Our dogs have been a bit rambunctious of late and have been playing tug of war with their toys. Naughty doggies!
We bought them some tough organic cotton eco-toys to play with for Christmas, this one stuffed with recycled fleece made from PET bottles. Inevitably, with enough tugging, the fabric tears.
So what to do? Well it was off to Kim’s Dolls Hospital for repairs.
Kim learnt to sew back in High School and hasn’t forgotten how to throw a few stitches around. She fixed up this toy, repaired the hole in the neck, and fastened the ear back on. It only took her about 10 minutes and in that time she also repaired another toy in the same sorry state of affairs as this one.
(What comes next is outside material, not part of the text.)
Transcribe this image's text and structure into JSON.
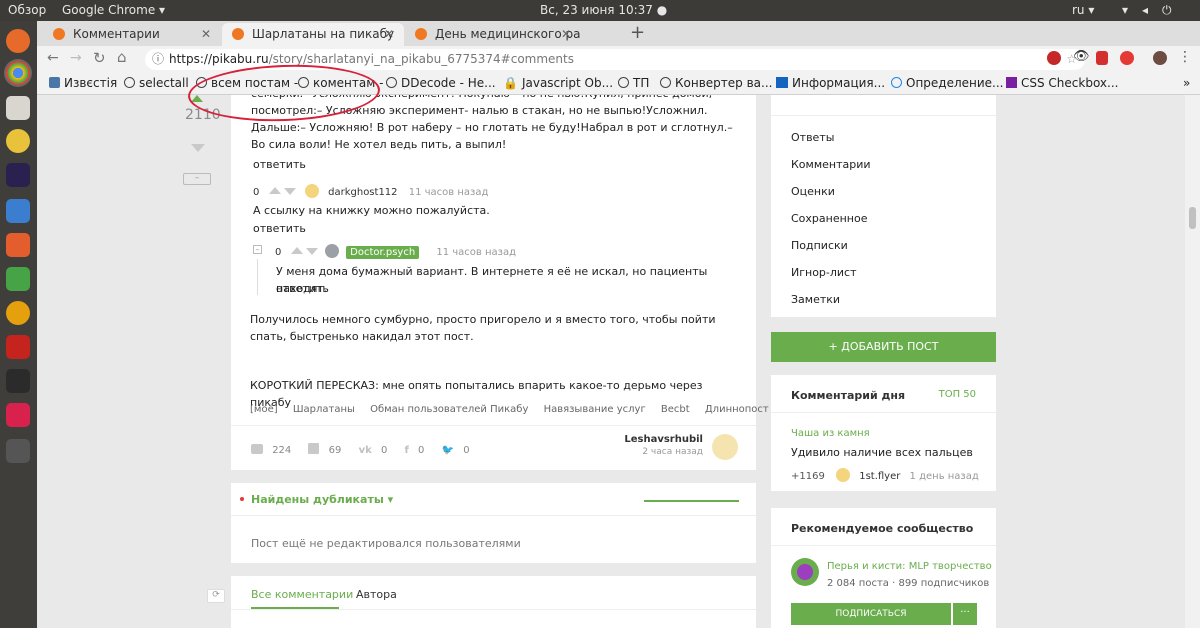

Out of curiosity, I asked my daughter Amy (a High School teacher) if the kids learnt to sew theses days. She said that it was an elective at her school, so that is encouraging. It would be sad for these very simple skills to be lost to the consumer culture.
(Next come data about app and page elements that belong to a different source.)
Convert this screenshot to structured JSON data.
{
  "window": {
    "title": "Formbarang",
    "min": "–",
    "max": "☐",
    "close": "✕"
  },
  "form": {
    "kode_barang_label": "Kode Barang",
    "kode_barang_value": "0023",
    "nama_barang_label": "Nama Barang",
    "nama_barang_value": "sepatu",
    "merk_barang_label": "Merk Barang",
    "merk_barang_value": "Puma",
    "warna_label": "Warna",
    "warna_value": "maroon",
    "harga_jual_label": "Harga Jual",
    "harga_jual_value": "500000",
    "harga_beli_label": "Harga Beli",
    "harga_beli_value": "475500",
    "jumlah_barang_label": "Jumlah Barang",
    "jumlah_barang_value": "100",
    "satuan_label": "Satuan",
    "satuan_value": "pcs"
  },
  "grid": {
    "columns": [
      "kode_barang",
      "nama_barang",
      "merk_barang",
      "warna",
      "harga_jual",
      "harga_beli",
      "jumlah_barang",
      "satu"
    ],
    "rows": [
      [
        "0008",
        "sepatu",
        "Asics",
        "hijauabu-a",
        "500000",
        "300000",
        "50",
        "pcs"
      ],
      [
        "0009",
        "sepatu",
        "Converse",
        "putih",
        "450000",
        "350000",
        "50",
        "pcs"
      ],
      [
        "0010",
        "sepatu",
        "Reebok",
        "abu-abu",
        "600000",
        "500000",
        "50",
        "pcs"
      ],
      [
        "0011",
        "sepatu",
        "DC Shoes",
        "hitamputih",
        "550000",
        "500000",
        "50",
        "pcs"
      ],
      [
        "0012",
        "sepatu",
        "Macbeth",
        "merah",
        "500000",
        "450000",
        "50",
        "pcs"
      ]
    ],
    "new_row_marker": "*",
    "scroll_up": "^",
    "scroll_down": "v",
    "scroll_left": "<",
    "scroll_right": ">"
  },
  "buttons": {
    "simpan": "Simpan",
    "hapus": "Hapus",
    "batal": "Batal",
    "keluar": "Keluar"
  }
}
By the way, I can also sew. I was taught in the Navy out of necessity more than anything else, because when at sea there is no one else to sew a button or a patch on for you. Each Sailor was issued with a housewife (what we called a sewing kit) and you soon learnt how to use it or get a dreaded Kit Muster (lay out your entire issued kit on a blanket in straight rows) if you turned up on parade with a missing button or ripped trousers etc.
The simple skill of sewing by hand is something that I believe should be passed on to our kids, so next time Ben loses a button Kim and I will teach him how to sew.
Anyway, getting back to the story. Both our dogs watched Kim intently as she repaired both their toys. They sat patiently for the entire time it took to sew the limbs back on. You can imagine their delight when Kim gave them back their toys.
Well done to Kim for opening up the Dolls Hospital and taking the time to repair the dog’s toys. That should last them another few months of tug of war!
Have any of you passed on hand sewing skills to your kids, or recently been taught by a family relative? It would be interesting to know how many still know how to sew and teach others the art of sewing. Chime in with a comment to add to the conversation.